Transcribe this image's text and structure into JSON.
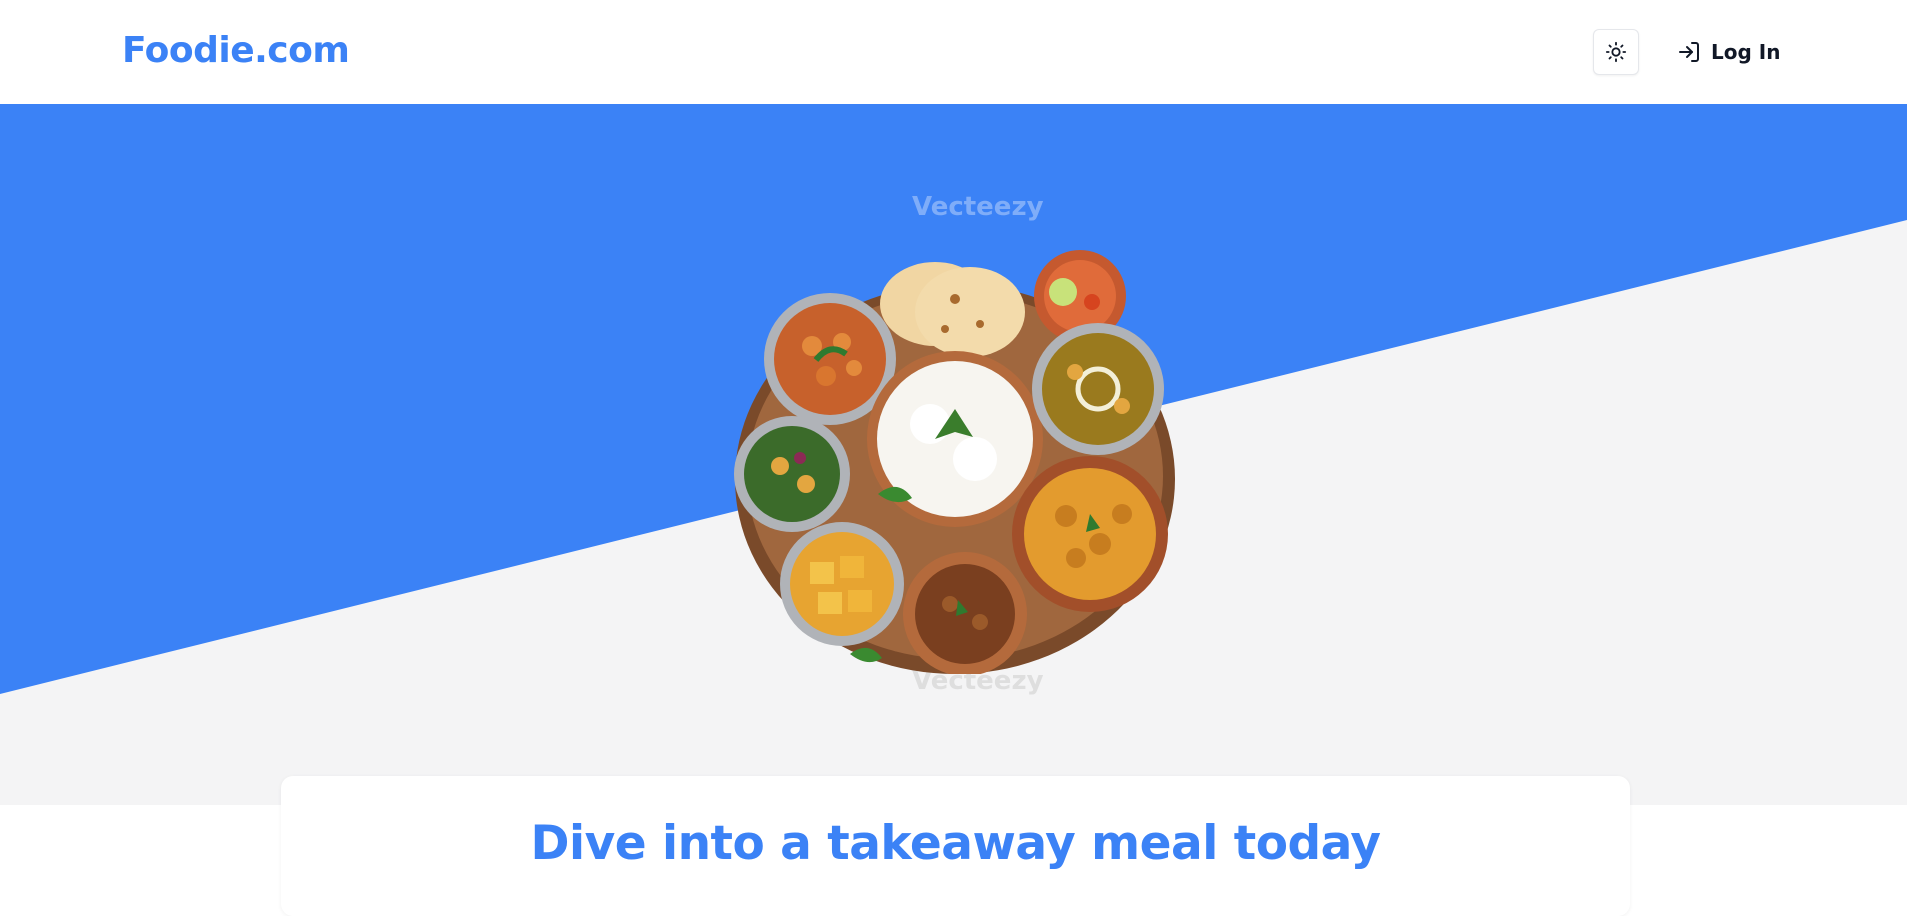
{
  "header": {
    "brand": "Foodie.com",
    "theme_toggle_icon": "sun-icon",
    "login_icon": "login-arrow-icon",
    "login_label": "Log In"
  },
  "hero": {
    "image_description_icon": "thali-plate-image",
    "watermark_text": "Vecteezy",
    "colors": {
      "accent": "#3b82f6",
      "band": "#3b82f6",
      "background": "#f4f4f5"
    }
  },
  "card": {
    "title": "Dive into a takeaway meal today"
  }
}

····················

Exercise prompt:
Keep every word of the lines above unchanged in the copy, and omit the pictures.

The completed task:
Transcribe this image's text and structure into JSON.
{
  "header": {
    "brand": "Foodie.com",
    "theme_toggle_icon": "sun-icon",
    "login_icon": "login-arrow-icon",
    "login_label": "Log In"
  },
  "hero": {
    "image_description_icon": "thali-plate-image",
    "watermark_text": "Vecteezy",
    "colors": {
      "accent": "#3b82f6",
      "band": "#3b82f6",
      "background": "#f4f4f5"
    }
  },
  "card": {
    "title": "Dive into a takeaway meal today"
  }
}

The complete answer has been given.